09/06/2013 11:43 am ET Updated Sep 06, 2013

Chicago Restaurant, Bar 'Gun-Free Zone' Proposal Approved By City Council Committee


Updated story

In the wake of the state's new concealed carry law being approved earlier this year, a plan that would require all bars and restaurants in Chicago that serve alcohol to post "gun-free zone" signs on their premises was advanced Friday by a City Council committee.

The proposal, sponsored by Alds. Ed Burke (14th) and Brendan Reilly (42nd), would allow restaurants that serve alcohol the option to ban concealed firearms, ABC Chicago reports. Per the terms of the Illinois concealed carry law approved this summer, guns are already prohibited from bars and any restaurants that get more than 50 percent of their business from alcohol sales.

According to DNAinfo Chicago's Ted Cox, the committee approved the proposal.

"Simply put, booze and bullets don’t mix," Burke said in a statement on the proposal, CBS Chicago reports.

The plan would still allow retired or current law enforcement officers and the property's owner or tenant to carry, according to WGN. Liquor stores or other businesses that sell just packaged liquor are also exempt from the proposal.

If a business is found to be not in line with the proposal, they would lose their liquor license.

Calling the mix of guns and alcohol a "prescription for violence and disaster," Gov. Pat Quinn had previously pushed to amend the state's concealed carry bill to include a ban on guns inside any establishment that sells alcohol, but the state legislature overrode his changes.

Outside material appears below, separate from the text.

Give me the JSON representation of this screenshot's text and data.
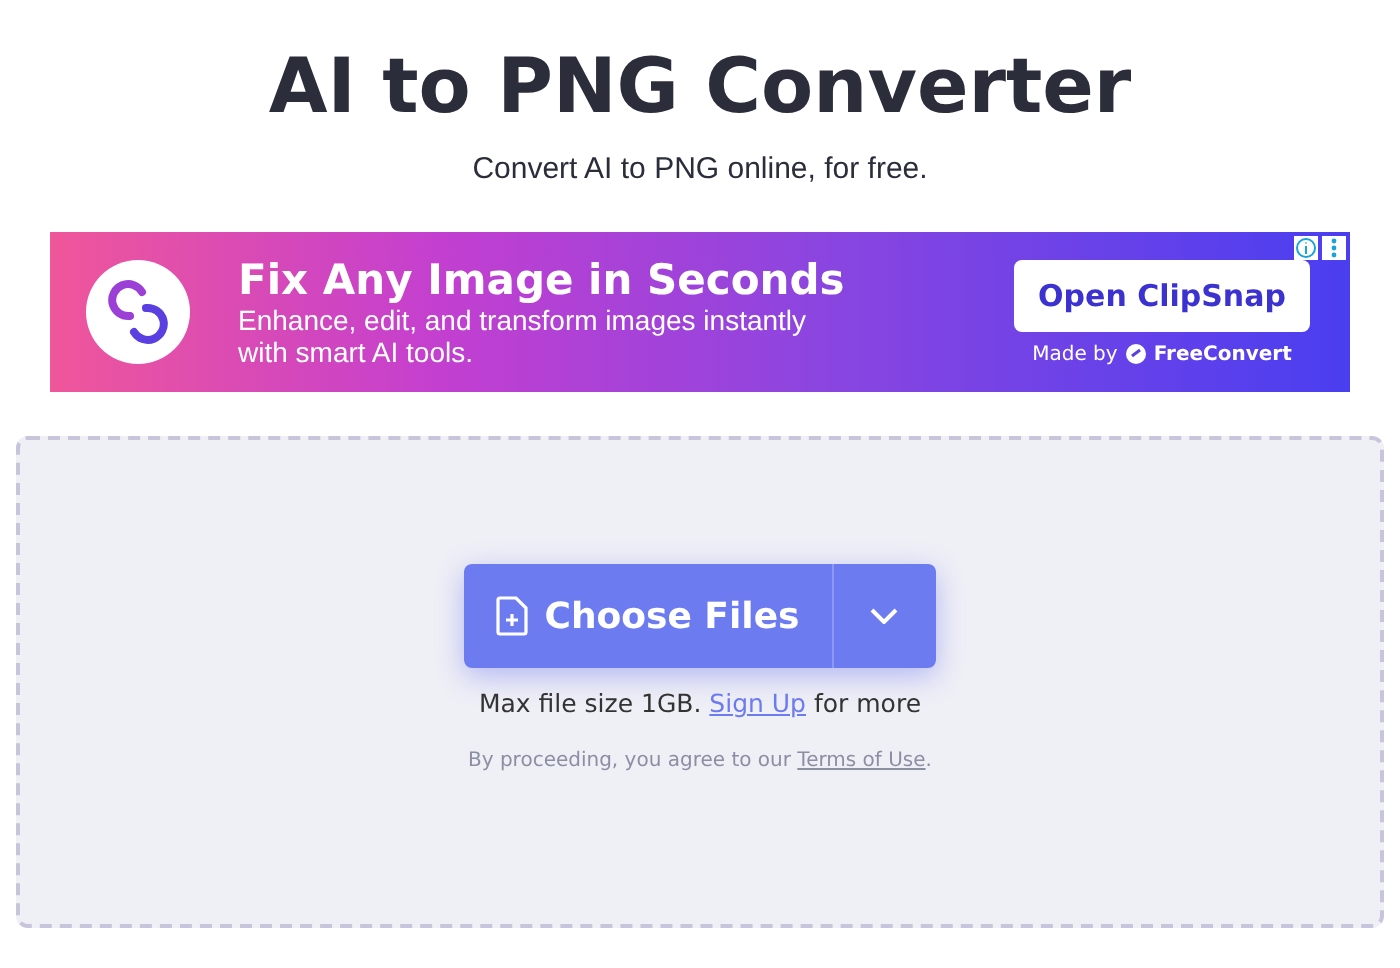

The plan will next head to the full City Council for their approval.